What you will do
Down to the last line, copy the records below without any change.
Extracted entries Block Start
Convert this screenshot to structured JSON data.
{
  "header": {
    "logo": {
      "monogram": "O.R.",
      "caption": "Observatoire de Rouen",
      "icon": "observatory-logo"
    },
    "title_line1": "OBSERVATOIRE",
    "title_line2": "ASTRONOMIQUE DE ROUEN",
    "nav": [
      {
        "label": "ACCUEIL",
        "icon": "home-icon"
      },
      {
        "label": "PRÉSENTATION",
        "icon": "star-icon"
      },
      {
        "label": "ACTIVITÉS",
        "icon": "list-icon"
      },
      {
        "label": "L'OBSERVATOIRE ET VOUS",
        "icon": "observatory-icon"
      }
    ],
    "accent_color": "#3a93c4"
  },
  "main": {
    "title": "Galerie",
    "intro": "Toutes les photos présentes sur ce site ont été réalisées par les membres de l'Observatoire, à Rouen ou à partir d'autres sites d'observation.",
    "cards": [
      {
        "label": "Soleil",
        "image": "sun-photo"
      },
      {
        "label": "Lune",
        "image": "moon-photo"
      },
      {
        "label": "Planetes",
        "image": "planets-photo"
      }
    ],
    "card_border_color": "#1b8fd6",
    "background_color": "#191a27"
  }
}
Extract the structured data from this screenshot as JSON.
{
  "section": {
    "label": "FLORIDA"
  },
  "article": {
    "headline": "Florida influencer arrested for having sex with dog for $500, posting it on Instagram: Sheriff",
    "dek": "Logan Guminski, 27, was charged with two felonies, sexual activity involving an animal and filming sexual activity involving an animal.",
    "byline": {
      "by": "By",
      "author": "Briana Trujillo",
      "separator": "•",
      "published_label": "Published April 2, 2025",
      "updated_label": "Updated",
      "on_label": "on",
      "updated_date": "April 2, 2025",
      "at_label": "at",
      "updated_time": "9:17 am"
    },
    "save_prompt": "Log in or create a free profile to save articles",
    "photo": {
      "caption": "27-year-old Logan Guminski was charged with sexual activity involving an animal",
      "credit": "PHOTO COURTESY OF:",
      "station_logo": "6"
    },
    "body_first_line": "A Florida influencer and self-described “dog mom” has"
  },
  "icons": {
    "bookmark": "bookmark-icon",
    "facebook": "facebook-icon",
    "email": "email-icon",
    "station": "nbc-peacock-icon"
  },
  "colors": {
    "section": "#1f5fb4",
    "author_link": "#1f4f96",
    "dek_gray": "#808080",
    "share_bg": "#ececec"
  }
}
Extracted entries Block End
Solution to the problem
Convert this screenshot to structured JSON data.
{
  "header": {
    "logo": {
      "monogram": "O.R.",
      "caption": "Observatoire de Rouen",
      "icon": "observatory-logo"
    },
    "title_line1": "OBSERVATOIRE",
    "title_line2": "ASTRONOMIQUE DE ROUEN",
    "nav": [
      {
        "label": "ACCUEIL",
        "icon": "home-icon"
      },
      {
        "label": "PRÉSENTATION",
        "icon": "star-icon"
      },
      {
        "label": "ACTIVITÉS",
        "icon": "list-icon"
      },
      {
        "label": "L'OBSERVATOIRE ET VOUS",
        "icon": "observatory-icon"
      }
    ],
    "accent_color": "#3a93c4"
  },
  "main": {
    "title": "Galerie",
    "intro": "Toutes les photos présentes sur ce site ont été réalisées par les membres de l'Observatoire, à Rouen ou à partir d'autres sites d'observation.",
    "cards": [
      {
        "label": "Soleil",
        "image": "sun-photo"
      },
      {
        "label": "Lune",
        "image": "moon-photo"
      },
      {
        "label": "Planetes",
        "image": "planets-photo"
      }
    ],
    "card_border_color": "#1b8fd6",
    "background_color": "#191a27"
  }
}
Extract the structured data from this screenshot as JSON.
{
  "section": {
    "label": "FLORIDA"
  },
  "article": {
    "headline": "Florida influencer arrested for having sex with dog for $500, posting it on Instagram: Sheriff",
    "dek": "Logan Guminski, 27, was charged with two felonies, sexual activity involving an animal and filming sexual activity involving an animal.",
    "byline": {
      "by": "By",
      "author": "Briana Trujillo",
      "separator": "•",
      "published_label": "Published April 2, 2025",
      "updated_label": "Updated",
      "on_label": "on",
      "updated_date": "April 2, 2025",
      "at_label": "at",
      "updated_time": "9:17 am"
    },
    "save_prompt": "Log in or create a free profile to save articles",
    "photo": {
      "caption": "27-year-old Logan Guminski was charged with sexual activity involving an animal",
      "credit": "PHOTO COURTESY OF:",
      "station_logo": "6"
    },
    "body_first_line": "A Florida influencer and self-described “dog mom” has"
  },
  "icons": {
    "bookmark": "bookmark-icon",
    "facebook": "facebook-icon",
    "email": "email-icon",
    "station": "nbc-peacock-icon"
  },
  "colors": {
    "section": "#1f5fb4",
    "author_link": "#1f4f96",
    "dek_gray": "#808080",
    "share_bg": "#ececec"
  }
}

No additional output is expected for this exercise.